The main reason that auto insurance companies use a person's credit history is to determine an "insurance" score which is used as a rating factor to help insurers determine what they will charge a motorist for a policy. Although, credit may be used as one of the factors to calculate premiums, there are many other items that can affect the price of automobile coverage.

How Auto Insurance Companies Use Credit Scores

Depending on the state, when a motorist applies for automobile coverage they will have their credit history checked by the insurer which is used to calculate "insurance or credit scores" which are then analyzed to determine the likelihood of a potential policyholder filing a claim; carriers believe that the financial history of motorists show a direct correlation with the chances of them being involved in accidents or claims and there are studies that show this to be true. A company will evaluate individuals that they have previously insured based on claim history along with their credit report and assign groups for drivers with similar characteristics.

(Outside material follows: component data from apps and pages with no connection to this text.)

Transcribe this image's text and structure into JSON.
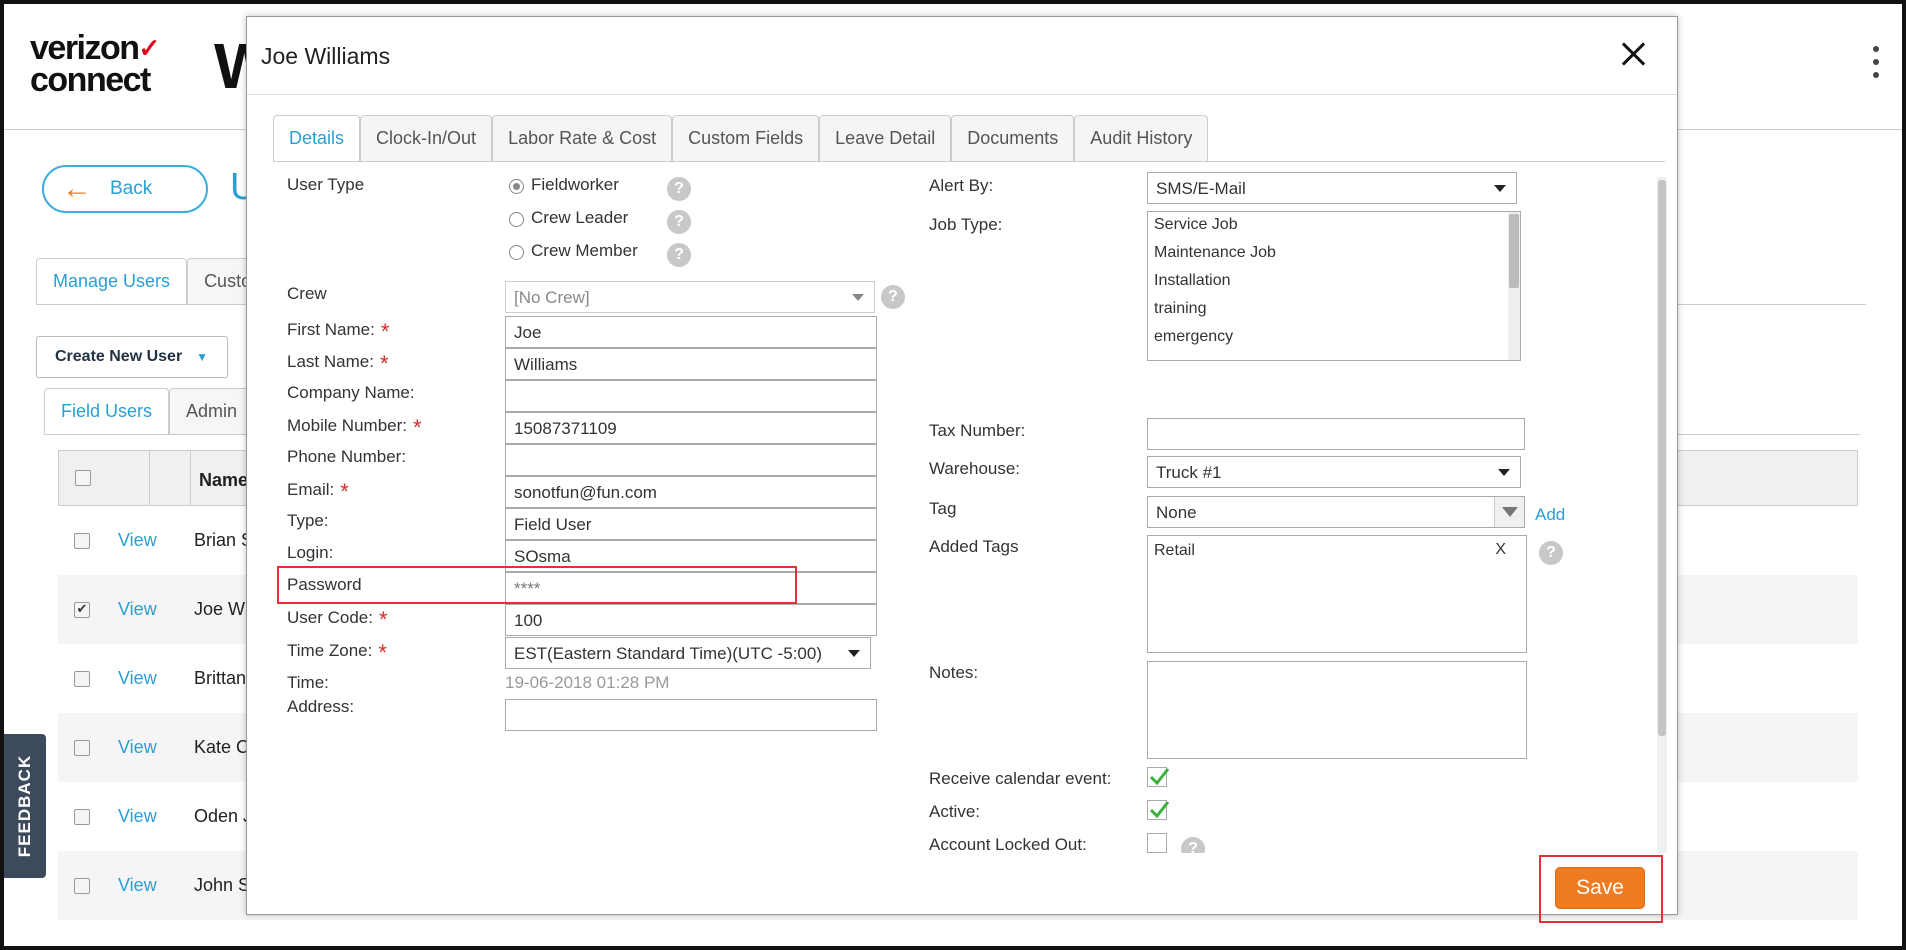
{
  "app": {
    "logo_line1": "verizon",
    "logo_tick": "✓",
    "logo_line2": "connect",
    "logo_partial": "W",
    "back_label": "Back",
    "title_partial": "U",
    "top_tabs": [
      "Manage Users",
      "Custo"
    ],
    "create_user_label": "Create New User",
    "user_tabs": [
      "Field Users",
      "Admin"
    ],
    "table_header_name": "Name",
    "rows": [
      {
        "view": "View",
        "name": "Brian S",
        "checked": false
      },
      {
        "view": "View",
        "name": "Joe Wi",
        "checked": true
      },
      {
        "view": "View",
        "name": "Brittany",
        "checked": false
      },
      {
        "view": "View",
        "name": "Kate C",
        "checked": false
      },
      {
        "view": "View",
        "name": "Oden J",
        "checked": false
      },
      {
        "view": "View",
        "name": "John S",
        "checked": false
      }
    ],
    "feedback_label": "FEEDBACK"
  },
  "modal": {
    "title": "Joe Williams",
    "tabs": [
      "Details",
      "Clock-In/Out",
      "Labor Rate & Cost",
      "Custom Fields",
      "Leave Detail",
      "Documents",
      "Audit History"
    ],
    "active_tab": "Details",
    "save_label": "Save",
    "left": {
      "user_type_label": "User Type",
      "user_type_options": [
        "Fieldworker",
        "Crew Leader",
        "Crew Member"
      ],
      "user_type_selected": "Fieldworker",
      "crew_label": "Crew",
      "crew_value": "[No Crew]",
      "first_name_label": "First Name:",
      "first_name_value": "Joe",
      "last_name_label": "Last Name:",
      "last_name_value": "Williams",
      "company_label": "Company Name:",
      "company_value": "",
      "mobile_label": "Mobile Number:",
      "mobile_value": "15087371109",
      "phone_label": "Phone Number:",
      "phone_value": "",
      "email_label": "Email:",
      "email_value": "sonotfun@fun.com",
      "type_label": "Type:",
      "type_value": "Field User",
      "login_label": "Login:",
      "login_value": "SOsma",
      "password_label": "Password",
      "password_value": "****",
      "user_code_label": "User Code:",
      "user_code_value": "100",
      "time_zone_label": "Time Zone:",
      "time_zone_value": "EST(Eastern Standard Time)(UTC -5:00)",
      "time_label": "Time:",
      "time_value": "19-06-2018 01:28 PM",
      "address_label": "Address:",
      "required_mark": "*",
      "help_mark": "?"
    },
    "right": {
      "alert_by_label": "Alert By:",
      "alert_by_value": "SMS/E-Mail",
      "job_type_label": "Job Type:",
      "job_types": [
        "Service Job",
        "Maintenance Job",
        "Installation",
        "training",
        "emergency"
      ],
      "tax_label": "Tax Number:",
      "tax_value": "",
      "warehouse_label": "Warehouse:",
      "warehouse_value": "Truck #1",
      "tag_label": "Tag",
      "tag_value": "None",
      "add_label": "Add",
      "added_tags_label": "Added Tags",
      "added_tags": [
        "Retail"
      ],
      "remove_tag_label": "X",
      "notes_label": "Notes:",
      "notes_value": "",
      "calendar_label": "Receive calendar event:",
      "calendar_checked": true,
      "active_label": "Active:",
      "active_checked": true,
      "locked_label": "Account Locked Out:",
      "locked_checked": false
    }
  },
  "colors": {
    "accent_blue": "#2a9fd4",
    "save_orange": "#f07c22",
    "highlight_red": "#e0313a",
    "required_red": "#d72a2a",
    "check_green": "#3bb33b"
  }
}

When a person applies for auto insurance coverage they will be placed in a group based on their credit history; similar to the way insurers use driving records to assign risks. The riskier a person may be to insure the more likely they will have to pay more for their policy; the opposite applies as well. If a person has an excellent credit history they may receive a discount, whereas a poor credit report may result in a surcharge.

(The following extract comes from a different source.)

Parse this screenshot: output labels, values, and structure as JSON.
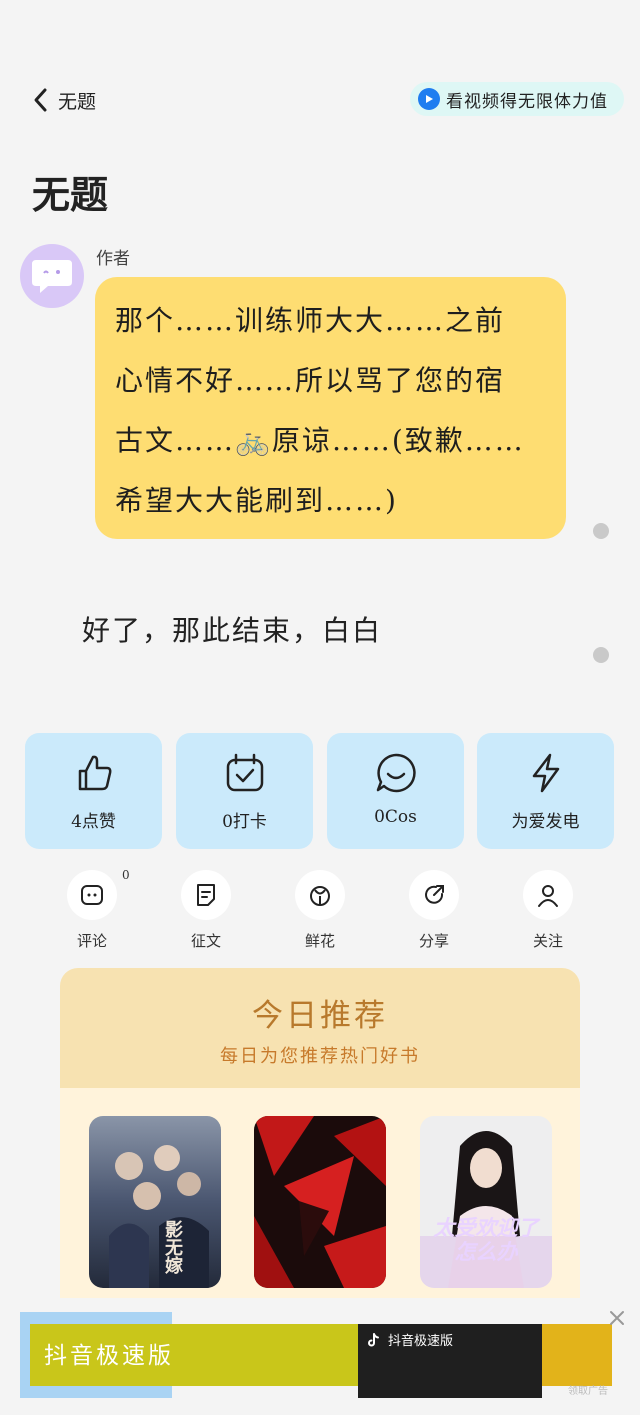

One should keep in mind that scores are used very differently than the way a lender uses them to predict the likelihood of a consumer repaying a loan. While lenders use the actual score provided by the credit bureaus, each insurer has a different method of determining an "insurance score" and scores can vary from each company. Each carrier will likely take following into consideration when determining scores:

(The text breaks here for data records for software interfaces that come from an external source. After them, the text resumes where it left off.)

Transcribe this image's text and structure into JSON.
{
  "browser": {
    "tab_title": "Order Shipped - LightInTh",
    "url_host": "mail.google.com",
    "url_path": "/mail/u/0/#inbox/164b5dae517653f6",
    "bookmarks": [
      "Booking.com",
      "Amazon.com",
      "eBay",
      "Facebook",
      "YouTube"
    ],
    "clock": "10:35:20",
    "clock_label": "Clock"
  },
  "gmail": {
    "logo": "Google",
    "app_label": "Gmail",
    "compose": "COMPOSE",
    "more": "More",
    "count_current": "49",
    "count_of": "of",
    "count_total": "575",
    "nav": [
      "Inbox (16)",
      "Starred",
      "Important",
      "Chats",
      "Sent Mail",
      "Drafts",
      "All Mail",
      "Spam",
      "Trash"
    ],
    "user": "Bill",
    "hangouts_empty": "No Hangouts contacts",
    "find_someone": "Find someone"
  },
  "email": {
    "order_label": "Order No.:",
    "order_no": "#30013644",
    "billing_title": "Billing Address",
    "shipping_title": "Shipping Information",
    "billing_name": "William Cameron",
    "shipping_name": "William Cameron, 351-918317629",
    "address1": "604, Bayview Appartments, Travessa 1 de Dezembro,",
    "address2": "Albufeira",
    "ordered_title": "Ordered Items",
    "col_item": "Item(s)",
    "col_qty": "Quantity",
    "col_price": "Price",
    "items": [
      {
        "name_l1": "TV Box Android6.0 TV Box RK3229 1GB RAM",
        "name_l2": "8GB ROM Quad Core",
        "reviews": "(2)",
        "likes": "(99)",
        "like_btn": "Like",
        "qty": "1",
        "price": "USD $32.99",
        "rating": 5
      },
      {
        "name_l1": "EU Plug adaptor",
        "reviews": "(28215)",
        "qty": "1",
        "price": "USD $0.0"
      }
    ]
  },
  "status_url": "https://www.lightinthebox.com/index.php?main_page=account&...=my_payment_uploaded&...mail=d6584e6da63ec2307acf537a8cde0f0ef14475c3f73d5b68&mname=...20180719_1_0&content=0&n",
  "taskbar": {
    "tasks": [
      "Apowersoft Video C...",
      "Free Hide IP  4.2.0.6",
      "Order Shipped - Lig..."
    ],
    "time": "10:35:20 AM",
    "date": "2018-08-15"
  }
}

  • Past delinquencies
  • Bankruptcies
  • Debt ratios (how close a consumer is using their credit limit)
  • New credit inquiries
  • Length of credit history
  • Types of credit

Particular states are very strict about the way that car insurance companies are allowed to use credit history and keep a close eye on how it is being used. In many states it is allowed to be used to calculate a policyholder's premium, but cannot be the sole reason for a denial, cancellation or non-renewal. In addition, most states require insurers to give a reason to the consumer if an adverse action is taken on their policy and provide an explanation. An adverse action includes denial or termination of coverage and rate increases.

Consumers should be aware of the way that insurers are allowed to use credit in their particular state if at all; it should also be noted that insurers do not need permission to access an applicant credit information. Each state has different guidelines which carriers must follow and some do not let insurers use credit as a rating factor at all. Individuals can contact their state insurance regulator for more information.